The illegal renovation which started in May ended up damaging the 119-year-old temple's antique murals and flooring. Gone was the grand mural at the main ancestral hall of the temple.
The association's secretary-general Loke Hon Wah said the body thought it was all right to do internal repair works to the temple, not knowing that they had to abide by strict conservation laws.
The building is a Category I heritage structure located within Georgetown's Unesco World Heritage site.
"We couldn't just do nothing. The roof was leaking badly, roots of small trees growing off the outside walls were breaking the walls.
"The building is in a very bad condition, the ground is caving in, the main pillars holding up the roof are rotting, there are holes in the floor, in the walls and we are so worried the whole building might just collapse on us."
"We can't just stand by and watch it fall to pieces so we started repairing the walls and floor in May," he said, adding that his association lacks the funds to fully restore the building in Chulia Street.
In late June, George Town World Heritage Inc approached the association committee and informed them that their repair methods were not in accordance with the heritage guidelines. On July 3, the Penang Island City Council issued a stop-work order notice to the association.
By then, a portion of the flooring at the main hall has been hacked and cement has been used to plaster on the wall.
"We didn't know we are not allowed to use cement, what we were concerned about was to prevent the building from collapsing so we do what we can," Mr Loke told Malay Mail.
Ng Fook Thong means Five Prosperity School in Cantonese, and it is the few remaining heritage buildings in Georgetown that tell the history of early Cantonese settlers in the island in the 1800s. It was built in 1898 by Kapitan Chung Keng Kwee and is recorded as the first Cantonese school in Malaysia.
The school also became the clan house and ancestral hall for all Cantonese settlers.
On Facebook, local heritage conservation NGO George Town Heritage Action, exposed the illegal renovations and posted photos of the temple's intricate and large murals that have been destroyed.
Mr Loke, however, stressed that the photos were taken 10 years ago.
He said some heritage activists did not bother to offer him help or advice on how to restore the building, and yet publicly berated the association for doing it wrongly on social media.
"Don't criticise us without talking to us. If they are heritage experts, they should offer advice and help us instead of criticising us and blaming us for destroying the building when that was never our intention," he told Malay Mail.
Chief Minister Lim Guan Eng visited the temple on Friday (July 21) and announced a state allocation of RM200,000 (S$63,560) to the temple for the restoration work, reported The Star.
Also present were state exco member Chow Kon Yeow and Lim's political secretary Wong Hon Wai.
Lim lashed out at "allegations by certain individuals or groups who attacked the association's attempt at restoration".

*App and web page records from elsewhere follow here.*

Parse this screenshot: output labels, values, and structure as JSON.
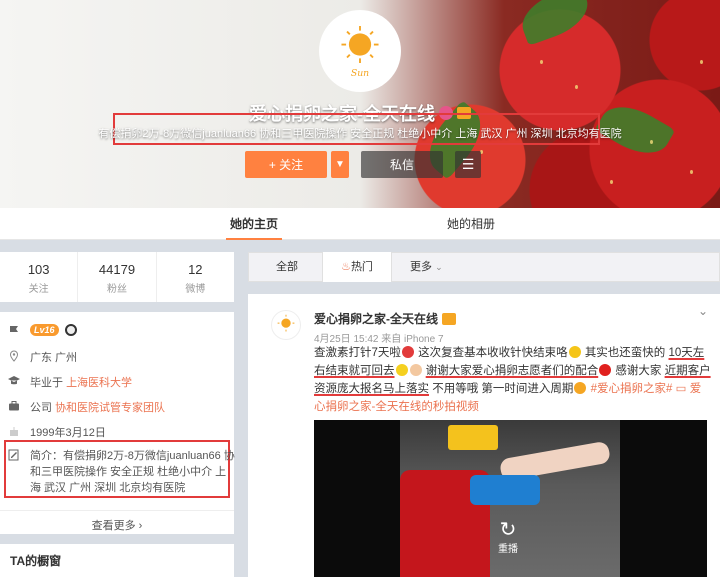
{
  "profile": {
    "name": "爱心捐卵之家-全天在线",
    "intro": "有偿捐卵2万-8万微信juanluan66 协和三甲医院操作 安全正规 杜绝小中介 上海 武汉 广州 深圳 北京均有医院",
    "avatar_text": "Sun",
    "follow_label": "+ 关注",
    "message_label": "私信"
  },
  "tabs": {
    "home": "她的主页",
    "photos": "她的相册"
  },
  "stats": [
    {
      "num": "103",
      "label": "关注"
    },
    {
      "num": "44179",
      "label": "粉丝"
    },
    {
      "num": "12",
      "label": "微博"
    }
  ],
  "info": {
    "level": "Lv16",
    "location": "广东 广州",
    "school_prefix": "毕业于",
    "school": "上海医科大学",
    "company_prefix": "公司",
    "company": "协和医院试管专家团队",
    "birthday": "1999年3月12日",
    "bio": "简介：有偿捐卵2万-8万微信juanluan66 协和三甲医院操作 安全正规 杜绝小中介 上海 武汉 广州 深圳 北京均有医院",
    "see_more": "查看更多 ›"
  },
  "showcase_title": "TA的橱窗",
  "feed_tabs": {
    "all": "全部",
    "hot": "热门",
    "more": "更多"
  },
  "post": {
    "author": "爱心捐卵之家-全天在线",
    "meta": "4月25日 15:42 来自 iPhone 7",
    "text_1": "查激素打针7天啦",
    "text_2": "这次复查基本收收针快结束咯",
    "text_3": "其实也还蛮快的",
    "text_4": "10天左右结束就可回去",
    "text_5": "谢谢大家爱心捐卵志愿者们的配合",
    "text_6": "感谢大家",
    "text_7": "近期客户资源庞大报名马上落实",
    "text_8": "不用等哦 第一时间进入周期",
    "hashtag": "#爱心捐卵之家#",
    "link_text": "爱心捐卵之家-全天在线的秒拍视频",
    "replay_label": "重播"
  },
  "colors": {
    "accent": "#ff8140",
    "link": "#eb7350",
    "highlight_box": "#e23b3b"
  }
}
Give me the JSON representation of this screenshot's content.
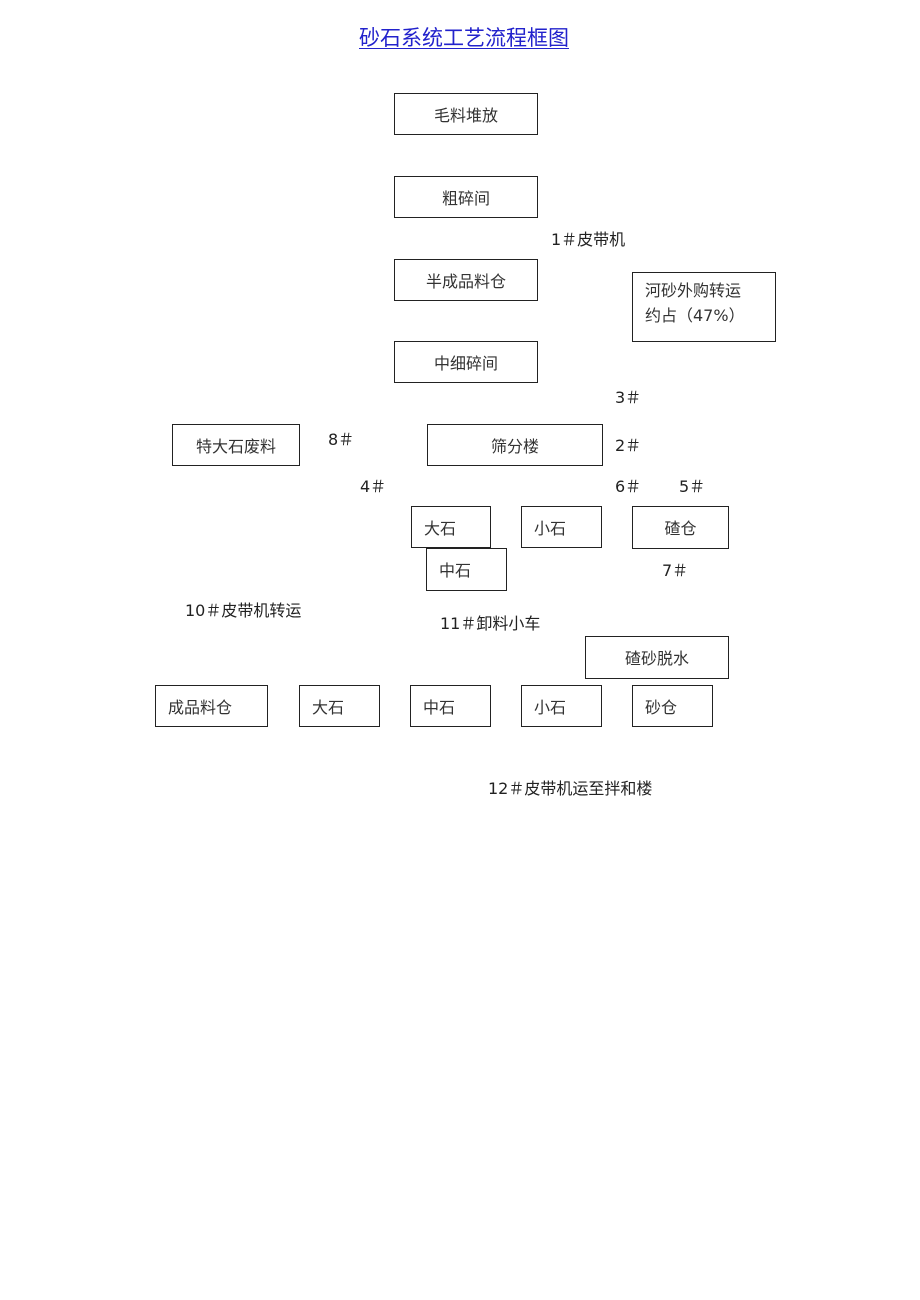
{
  "title": "砂石系统工艺流程框图",
  "boxes": {
    "raw_stockpile": "毛料堆放",
    "coarse_crushing": "粗碎间",
    "semi_product_bin": "半成品料仓",
    "river_sand": "河砂外购转运\n约占（47%）",
    "medium_fine_crushing": "中细碎间",
    "oversize_waste": "特大石废料",
    "screening_building": "筛分楼",
    "large_stone_1": "大石",
    "small_stone_1": "小石",
    "sand_bin_1": "碴仓",
    "medium_stone_1": "中石",
    "sand_dewatering": "碴砂脱水",
    "finished_bin": "成品料仓",
    "large_stone_2": "大石",
    "medium_stone_2": "中石",
    "small_stone_2": "小石",
    "sand_bin_2": "砂仓"
  },
  "labels": {
    "belt_1": "1＃皮带机",
    "belt_3": "3＃",
    "belt_8": "8＃",
    "belt_2": "2＃",
    "belt_4": "4＃",
    "belt_6": "6＃",
    "belt_5": "5＃",
    "belt_7": "7＃",
    "belt_10": "10＃皮带机转运",
    "belt_11": "11＃卸料小车",
    "belt_12": "12＃皮带机运至拌和楼"
  }
}
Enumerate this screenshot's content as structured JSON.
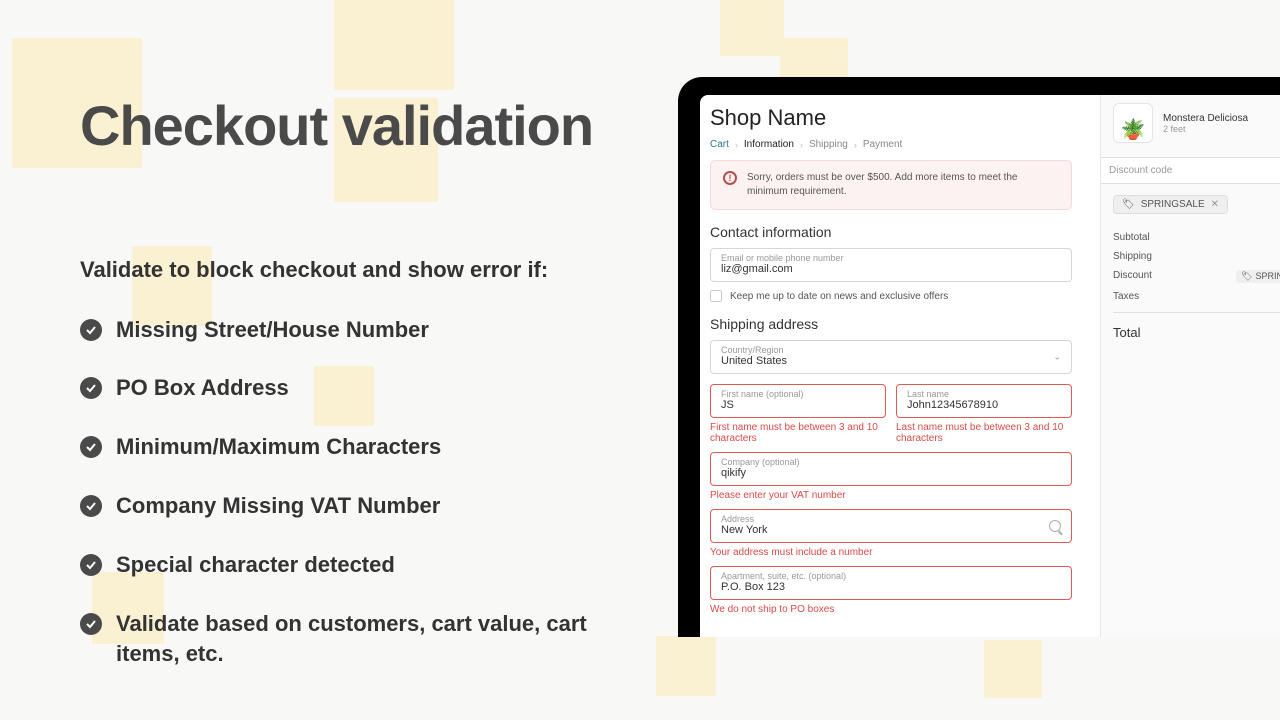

"Don't just talk and criticise and not follow up with concrete action...If you are serious about restoration, please donate to the conservation fund to help buildings like this," said Lim.
The total estimated cost of restoring the temple is RM 2.5million .